One person, on average, every week is prosecuted under the Hunting Act, and almost two-thirds are found guilty
A total of 110 individuals were charged for offences under the Hunting Act in 2013, an increase on the previous high of 92 in 2009, according to figures released by Justice Minister Damian Green in response to a written parliamentary question from Jim Fitzpatrick.
Today’s Ministry of Justice figures show there has been a steady increase in the number of people being prosecuted for hunting with dogs since 2010, when 49 people faced charges.
2011 saw 72 prosecutions, while in 2012, 84 individuals faced charges.
There have been a total of 527 people convicted under the Hunting Act between the legislation coming into force in February 2005, and the end of 2013. 56 people were convicted for offences under the Act in 2013.
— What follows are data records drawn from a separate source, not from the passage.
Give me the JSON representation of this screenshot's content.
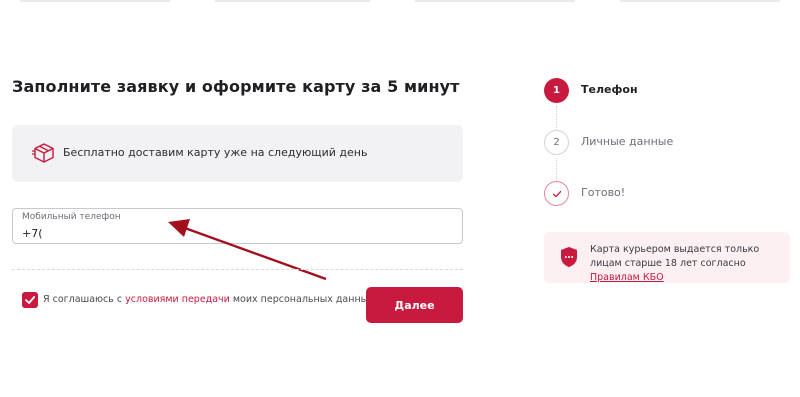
{
  "page": {
    "title": "Заполните заявку и оформите карту за 5 минут"
  },
  "notice": {
    "icon": "delivery-box-icon",
    "text": "Бесплатно доставим карту уже на следующий день"
  },
  "phone_field": {
    "label": "Мобильный телефон",
    "value": "+7("
  },
  "consent": {
    "checked": true,
    "text_before": "Я соглашаюсь с",
    "link_text": "условиями передачи",
    "text_after": "моих персональных данных"
  },
  "next_button": {
    "label": "Далее"
  },
  "steps": [
    {
      "number": "1",
      "label": "Телефон",
      "state": "active"
    },
    {
      "number": "2",
      "label": "Личные данные",
      "state": "inactive"
    },
    {
      "number": "",
      "label": "Готово!",
      "state": "done",
      "icon": "check-icon"
    }
  ],
  "info": {
    "icon": "shield-icon",
    "text": "Карта курьером выдается только лицам старше 18 лет согласно",
    "link_text": "Правилам КБО"
  },
  "colors": {
    "accent": "#c8193e",
    "notice_bg": "#f2f2f4",
    "info_bg": "#fcf0f2"
  }
}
Joe Duckworth, Chief Executive of the League Against Cruel Sports comments: “The figures for 2013 show just how successful and effective the Hunting Act 2004 is, whilst clearly debunking any argument that the law doesn’t work. The Hunting Act remains the most successful piece of wild animal legislation.
“The League will continue to work with the Police and others to catch and bring individuals flouting the law and causing cruelty to animals to justice.”
Hunt officials continue to be prosecuted under the legislation. Three members of the Devon and Somerset Staghounds are due to face a total of four charges of hunting a wild mammal with a dog, contrary to Section 1 of the Hunting Act in Yeovil Magistrates Court on 29th July. The case is based on evidence supplied by the League and further investigations carried out by Avon & Somerset Police in relation to two separate incidences. source: http://www.league.org.uk/news-and-opinion/press-releases/2014/july/hunting-prosecutions-at-all-time-high
League Against Cruel Sports
The League Against Cruel Sports is a charity registered in England and Wales (1095234) that brings together people who care about animals. Like the majority of the public, we believe that cruelty to animals in the name of sport has no place in modern society.
Hunt Saboteurs Association
There are local hunt saboteur groups all over the UK, all of which are active at least once a week against the hunts and shoots in their area. Groups need volunteers to work either as activists in the field, saving the hunted animals’ lives directly, or to do the vital background work of fundraising, leafleting, etc. without which no group can function.